= What you have to do =
In the data below, which lines contain "unattended"? List them by copying each one.

_____

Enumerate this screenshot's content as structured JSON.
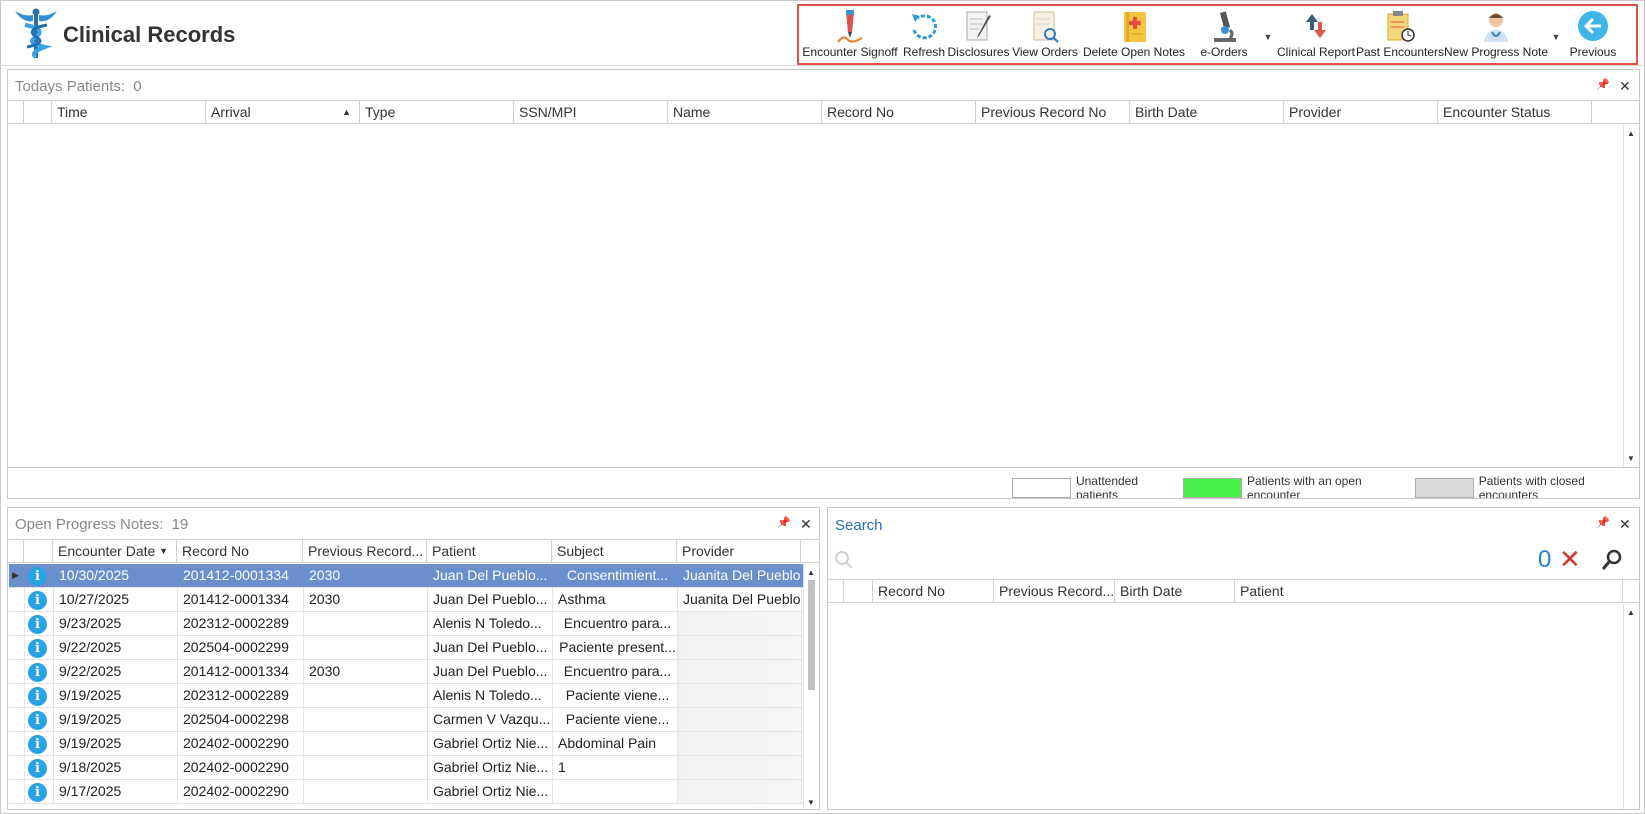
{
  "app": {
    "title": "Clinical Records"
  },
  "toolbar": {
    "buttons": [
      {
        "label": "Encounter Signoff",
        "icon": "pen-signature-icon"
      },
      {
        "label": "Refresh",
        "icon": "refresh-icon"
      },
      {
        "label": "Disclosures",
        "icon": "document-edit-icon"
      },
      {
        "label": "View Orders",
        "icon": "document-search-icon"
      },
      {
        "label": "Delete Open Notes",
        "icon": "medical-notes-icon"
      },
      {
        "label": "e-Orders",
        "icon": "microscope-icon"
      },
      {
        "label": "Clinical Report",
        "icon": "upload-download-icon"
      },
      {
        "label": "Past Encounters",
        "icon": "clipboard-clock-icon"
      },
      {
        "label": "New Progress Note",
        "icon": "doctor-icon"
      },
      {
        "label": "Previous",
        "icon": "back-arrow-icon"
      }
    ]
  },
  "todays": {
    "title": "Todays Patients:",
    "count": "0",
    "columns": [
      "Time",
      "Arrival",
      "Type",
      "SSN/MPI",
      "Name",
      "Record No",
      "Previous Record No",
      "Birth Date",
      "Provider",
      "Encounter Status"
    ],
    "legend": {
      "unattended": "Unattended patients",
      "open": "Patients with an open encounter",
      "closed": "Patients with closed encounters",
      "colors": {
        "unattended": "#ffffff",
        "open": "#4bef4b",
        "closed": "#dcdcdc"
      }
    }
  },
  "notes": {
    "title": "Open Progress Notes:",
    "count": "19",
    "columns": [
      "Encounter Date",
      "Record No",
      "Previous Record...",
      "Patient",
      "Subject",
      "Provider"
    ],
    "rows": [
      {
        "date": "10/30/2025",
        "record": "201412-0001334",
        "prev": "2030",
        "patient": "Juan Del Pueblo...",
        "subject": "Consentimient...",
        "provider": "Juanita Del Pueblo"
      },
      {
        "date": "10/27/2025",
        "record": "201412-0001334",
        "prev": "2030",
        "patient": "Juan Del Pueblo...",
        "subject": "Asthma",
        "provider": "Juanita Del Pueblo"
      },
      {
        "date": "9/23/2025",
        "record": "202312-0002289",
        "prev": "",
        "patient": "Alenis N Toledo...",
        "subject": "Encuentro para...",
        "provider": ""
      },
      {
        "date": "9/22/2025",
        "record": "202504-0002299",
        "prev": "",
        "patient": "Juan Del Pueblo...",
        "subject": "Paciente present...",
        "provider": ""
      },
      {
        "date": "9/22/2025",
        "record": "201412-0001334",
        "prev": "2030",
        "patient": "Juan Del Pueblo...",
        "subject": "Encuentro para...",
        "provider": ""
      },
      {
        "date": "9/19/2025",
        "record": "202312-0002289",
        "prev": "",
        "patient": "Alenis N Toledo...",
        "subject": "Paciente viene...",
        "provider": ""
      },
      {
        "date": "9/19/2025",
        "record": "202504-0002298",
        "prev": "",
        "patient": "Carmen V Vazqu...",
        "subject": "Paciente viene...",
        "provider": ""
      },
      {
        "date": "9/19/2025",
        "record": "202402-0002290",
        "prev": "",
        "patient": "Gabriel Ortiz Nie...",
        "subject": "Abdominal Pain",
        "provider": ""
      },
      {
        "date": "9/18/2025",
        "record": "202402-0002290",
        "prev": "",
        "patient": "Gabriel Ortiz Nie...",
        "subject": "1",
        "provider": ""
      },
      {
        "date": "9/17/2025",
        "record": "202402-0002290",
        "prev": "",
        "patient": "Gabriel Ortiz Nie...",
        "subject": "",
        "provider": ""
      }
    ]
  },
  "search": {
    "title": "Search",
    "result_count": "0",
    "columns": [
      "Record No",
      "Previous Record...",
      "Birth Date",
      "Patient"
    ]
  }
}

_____

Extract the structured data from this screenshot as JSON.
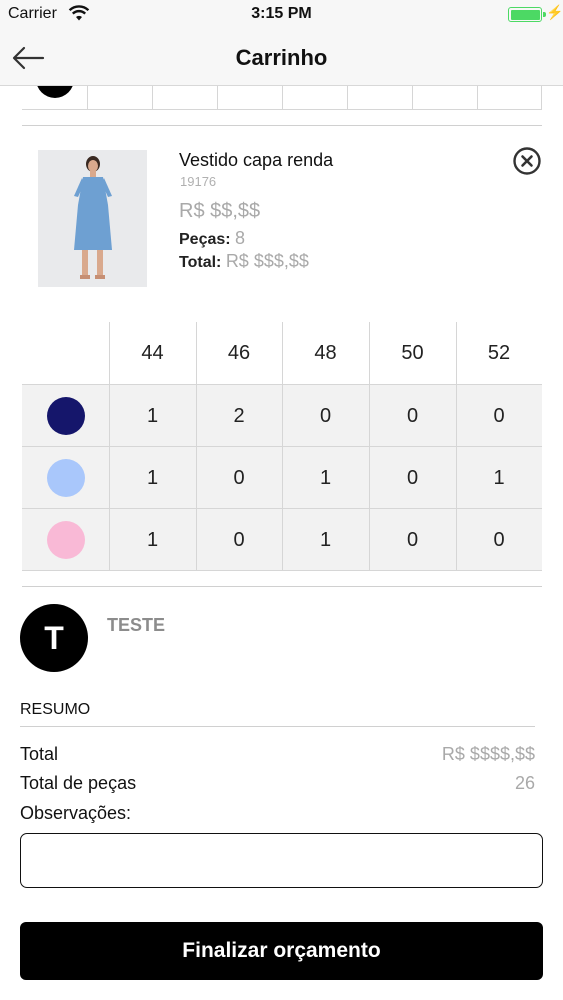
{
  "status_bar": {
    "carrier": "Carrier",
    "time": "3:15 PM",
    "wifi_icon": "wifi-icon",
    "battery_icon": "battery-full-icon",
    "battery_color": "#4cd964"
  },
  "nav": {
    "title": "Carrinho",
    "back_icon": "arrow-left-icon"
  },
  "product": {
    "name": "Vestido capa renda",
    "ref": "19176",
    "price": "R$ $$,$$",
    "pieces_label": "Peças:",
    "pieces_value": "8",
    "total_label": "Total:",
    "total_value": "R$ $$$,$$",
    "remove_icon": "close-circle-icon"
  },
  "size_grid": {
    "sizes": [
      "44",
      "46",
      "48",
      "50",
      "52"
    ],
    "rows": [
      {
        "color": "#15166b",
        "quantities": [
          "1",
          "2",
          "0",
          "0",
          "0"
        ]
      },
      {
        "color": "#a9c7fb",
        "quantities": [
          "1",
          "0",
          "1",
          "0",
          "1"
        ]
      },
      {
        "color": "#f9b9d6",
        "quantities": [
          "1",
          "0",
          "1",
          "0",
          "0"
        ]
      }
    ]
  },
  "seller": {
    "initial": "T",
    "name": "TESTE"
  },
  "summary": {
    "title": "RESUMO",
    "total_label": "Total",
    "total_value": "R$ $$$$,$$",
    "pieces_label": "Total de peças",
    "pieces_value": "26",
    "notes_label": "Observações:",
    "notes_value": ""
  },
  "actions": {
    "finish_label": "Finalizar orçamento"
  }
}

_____

= Reply to the exercise =
      "unattended": "Unattended patients",
        "unattended": "#ffffff",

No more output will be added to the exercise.